EghtesadOnline: Data from Tehran Air Quality Control Company, which monitors stations across the capital, show that during the first month of 2019, residents of the metropolis experienced better air quality compared to the corresponding period last year.
Details are regularly published by TAQCC on its website, airnow.tehran.ir. In January the sprawling capital experienced less polluted days in January compared to a year earlier.
Tehran saw two days with blue skies, with the air quality index showing 'good' conditions. Likewise, the city had 17 days of 'moderate' air quality.
The index compartmentalizes conditions according to a measure of polluting matters into good (0-50), moderate (51-100), unhealthy for sensitive groups (101-150), unhealthy (151-200), very unhealthy (201-300) and hazardous (301-500), according to Financial Tribune.
TAQCC charts show that in January 2018 sensitive groups in Tehran breathed 12 days in "unhealthy" conditions, with the index between 101 and 150.
Children, the elderly, pregnant women and those with respiratory and cardiovascular conditions, all of whom fall in the sensitive group, were advised to avoid prolonged outdoor exertion.
This is while over the past several years, air pollution in the metropolis decreased, at least during the period under the study, according to TAQCC data.
January 2018 started with a lot of toxic emission in the air on the first day as the AQI stood above 150, marking ‘unhealthy’ air condition for all groups.
During the month, sensitive residents encountered unhealthy air conditions as pollution dominated TAQCC charts, pushing up the index between 100 and 150 for 18 days.
The remaining 12 days of the month had 'moderate' air quality with not a single day of 'good' AQI.
Things become worse if the air quality chart of January 2017 is reviewed. At the time, the overcrowded metropolis again did not see a single day of good air and residents breathed in ‘unhealthy’ air conditions for two days, with the index hovering above 150.
The rest of the month passed with air pollution forcing sensitive groups indoors for 17 days with the AQI between 101 and 150. In the remaining 12 days, air quality was in the ‘moderate’ range.
AQI standards have been the function of the High Council for Environmental Protection since 2012. Reportedly, the procedure is a translation of the 2012 version of standards set by the United States Environmental Protection Agency that is no longer in use today.
Pollutants measured to determine air quality include carbon monoxide, nitrogen dioxide, sulfur dioxide, ground-level ozone and particulate matter (PM2.5 and PM10). AQI figures are calculated based on the concentration of pollutants.

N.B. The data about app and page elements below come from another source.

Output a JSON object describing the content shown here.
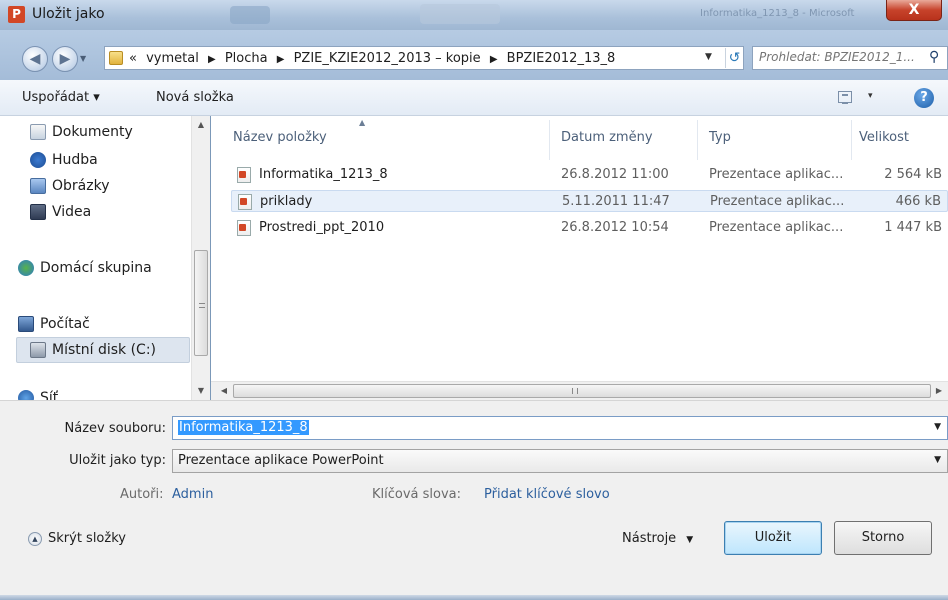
{
  "window": {
    "title": "Uložit jako",
    "app_icon": "P",
    "close_label": "X",
    "ghost_title": "Informatika_1213_8 - Microsoft"
  },
  "nav": {
    "back_icon": "back-arrow-icon",
    "forward_icon": "forward-arrow-icon"
  },
  "address": {
    "overflow": "«",
    "crumbs": [
      "vymetal",
      "Plocha",
      "PZIE_KZIE2012_2013 – kopie",
      "BPZIE2012_13_8"
    ],
    "separator": "▶"
  },
  "search": {
    "placeholder": "Prohledat: BPZIE2012_1..."
  },
  "toolbar": {
    "organize_label": "Uspořádat ▾",
    "new_folder_label": "Nová složka",
    "view_drop": "▾",
    "help_label": "?"
  },
  "navpane": {
    "items": [
      {
        "label": "Dokumenty",
        "icon": "documents-icon"
      },
      {
        "label": "Hudba",
        "icon": "music-icon"
      },
      {
        "label": "Obrázky",
        "icon": "pictures-icon"
      },
      {
        "label": "Videa",
        "icon": "videos-icon"
      },
      {
        "label": "Domácí skupina",
        "icon": "homegroup-icon"
      },
      {
        "label": "Počítač",
        "icon": "computer-icon"
      },
      {
        "label": "Místní disk (C:)",
        "icon": "local-disk-icon"
      },
      {
        "label": "Síť",
        "icon": "network-icon"
      }
    ]
  },
  "filelist": {
    "columns": {
      "name": "Název položky",
      "date": "Datum změny",
      "type": "Typ",
      "size": "Velikost"
    },
    "rows": [
      {
        "name": "Informatika_1213_8",
        "date": "26.8.2012 11:00",
        "type": "Prezentace aplikac...",
        "size": "2 564 kB"
      },
      {
        "name": "priklady",
        "date": "5.11.2011 11:47",
        "type": "Prezentace aplikac...",
        "size": "466 kB"
      },
      {
        "name": "Prostredi_ppt_2010",
        "date": "26.8.2012 10:54",
        "type": "Prezentace aplikac...",
        "size": "1 447 kB"
      }
    ]
  },
  "form": {
    "filename_label": "Název souboru:",
    "filename_value": "Informatika_1213_8",
    "type_label": "Uložit jako typ:",
    "type_value": "Prezentace aplikace PowerPoint",
    "authors_label": "Autoři:",
    "authors_value": "Admin",
    "keywords_label": "Klíčová slova:",
    "keywords_value": "Přidat klíčové slovo",
    "hide_folders_label": "Skrýt složky",
    "tools_label": "Nástroje",
    "save_label": "Uložit",
    "cancel_label": "Storno"
  },
  "colors": {
    "accent": "#3399ff",
    "link": "#2c5f9e",
    "ppt_icon": "#d24726"
  }
}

Poor air quality has long been a danger for most metropolises in Iran causing over 12,000 pollution-related deaths in the fiscal that ended in March 2017, the Ministry of Health reported.

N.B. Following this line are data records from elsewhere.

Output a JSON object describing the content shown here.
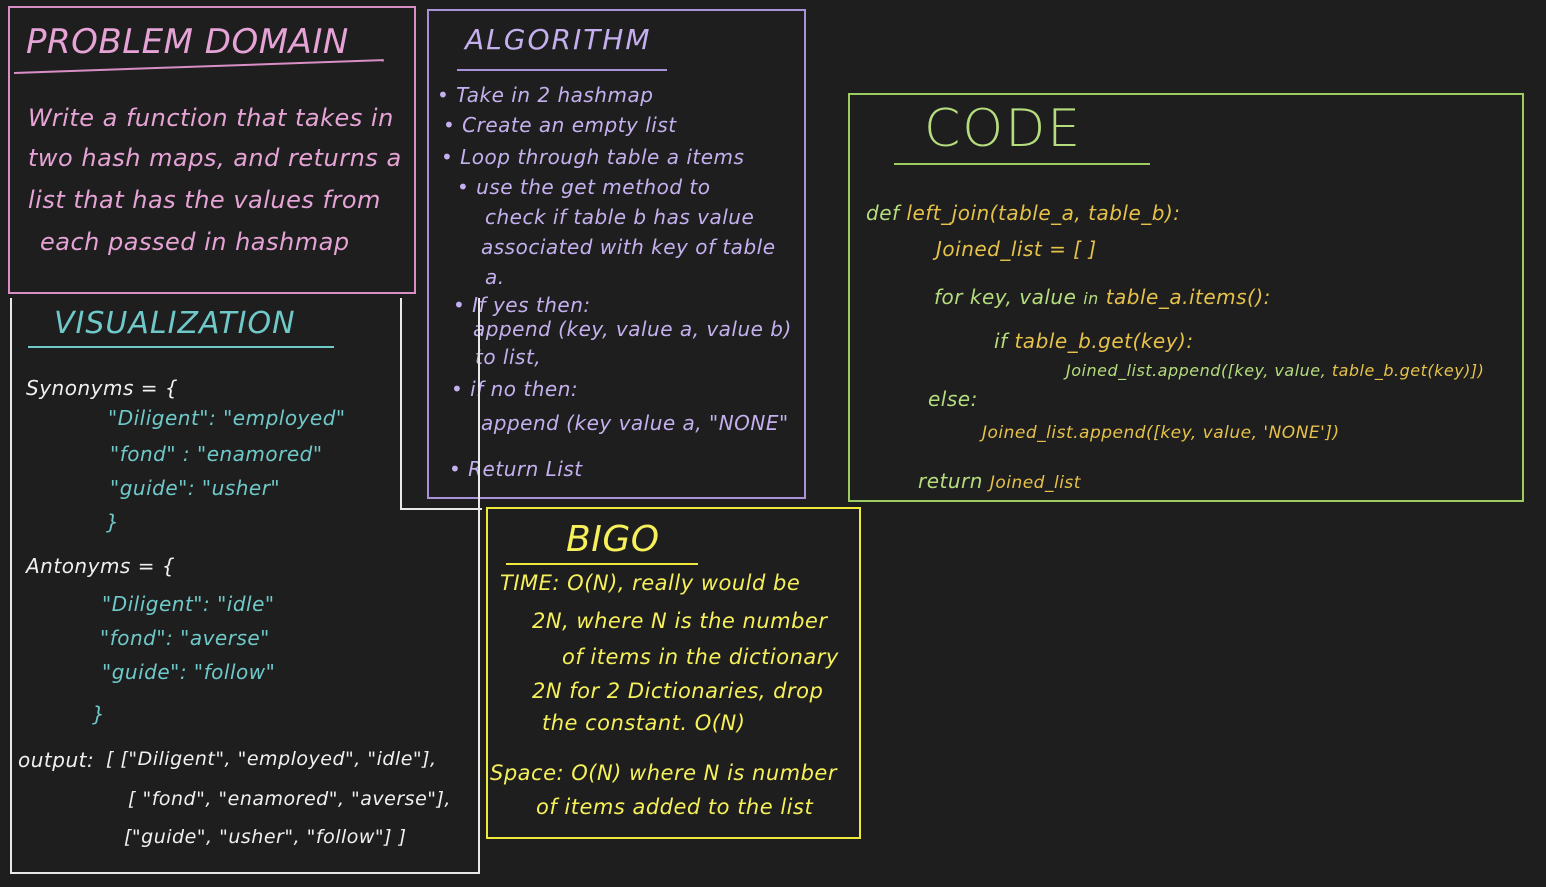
{
  "problem_domain": {
    "title": "PROBLEM DOMAIN",
    "lines": [
      "Write a function that takes in",
      "two hash maps, and returns a",
      "list that has the values from",
      "each passed in hashmap"
    ],
    "color": "#e6a3d6"
  },
  "algorithm": {
    "title": "ALGORITHM",
    "lines": [
      "• Take in 2 hashmap",
      "• Create an empty list",
      "• Loop through table a items",
      "• use the get method to",
      "check if table b has value",
      "associated with key of table",
      "a.",
      "• If yes then:",
      "append (key, value a, value b)",
      "to list,",
      "• if no then:",
      "append (key value a, \"NONE\"",
      "• Return List"
    ],
    "color": "#c4b0ee"
  },
  "code": {
    "title": "CODE",
    "l1_kw": "def",
    "l1_rest": "left_join(table_a, table_b):",
    "l2": "Joined_list = [ ]",
    "l3_kw": "for",
    "l3_a": "key, value",
    "l3_in": "in",
    "l3_b": "table_a.items():",
    "l4_kw": "if",
    "l4_rest": "table_b.get(key):",
    "l5_a": "Joined_list.append([key, value,",
    "l5_b": "table_b.get(key)])",
    "l6": "else:",
    "l7": "Joined_list.append([key, value, 'NONE'])",
    "l8_kw": "return",
    "l8_rest": "Joined_list",
    "color": "#b5dd7e",
    "accent": "#e6c24a"
  },
  "visualization": {
    "title": "VISUALIZATION",
    "syn_label": "Synonyms = {",
    "syn_items": [
      "\"Diligent\": \"employed\"",
      "\"fond\" : \"enamored\"",
      "\"guide\": \"usher\""
    ],
    "close1": "}",
    "ant_label": "Antonyms = {",
    "ant_items": [
      "\"Diligent\": \"idle\"",
      "\"fond\": \"averse\"",
      "\"guide\": \"follow\""
    ],
    "close2": "}",
    "output_label": "output:",
    "output_lines": [
      "[ [\"Diligent\", \"employed\", \"idle\"],",
      "[ \"fond\", \"enamored\", \"averse\"],",
      "[\"guide\", \"usher\", \"follow\"] ]"
    ],
    "color": "#6fc9c9"
  },
  "big_o": {
    "title": "BIGO",
    "lines": [
      "TIME: O(N), really would be",
      "2N, where N is the number",
      "of items in the dictionary",
      "2N for 2 Dictionaries, drop",
      "the constant. O(N)",
      "Space: O(N) where N is number",
      "of items added to the list"
    ],
    "color": "#f6f05a"
  }
}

Seemingly things are getting better regarding, at least in Tehran. This could either be thanks to nature's help or assorted healing measures taken by municipal bodies.
In November 2018, Tehran Municipality implemented the Air Pollution Reduction (APR) in a new effort to improve air quality.
APR bars dilapidated vehicles from the roads and violators are fined. All four and two-wheelers in the metropolis must go for the inspections and acquire conformity cards showing that the vehicle is roadworthy.
Another scheme introduced in 2005 is the odd-even rule which aims to curb air pollution and traffic congestion in Tehran.
As per the odd-even rule, cars are only allowed to enter the designated ‘restricted zone’ on alternate days depending on the odd and even number of the license plate. The restricted zone is an 88.5 square kilometer area in central Tehran limited by Imam Ali Expressway in the east, Navvab Expressway and Chamran Highway in the west, Besat Expressway in the south and Hemmat Expressway in the north. Saturday is earmarked for cars with the last even digit and Friday, being the weekend, is not included in the scheme.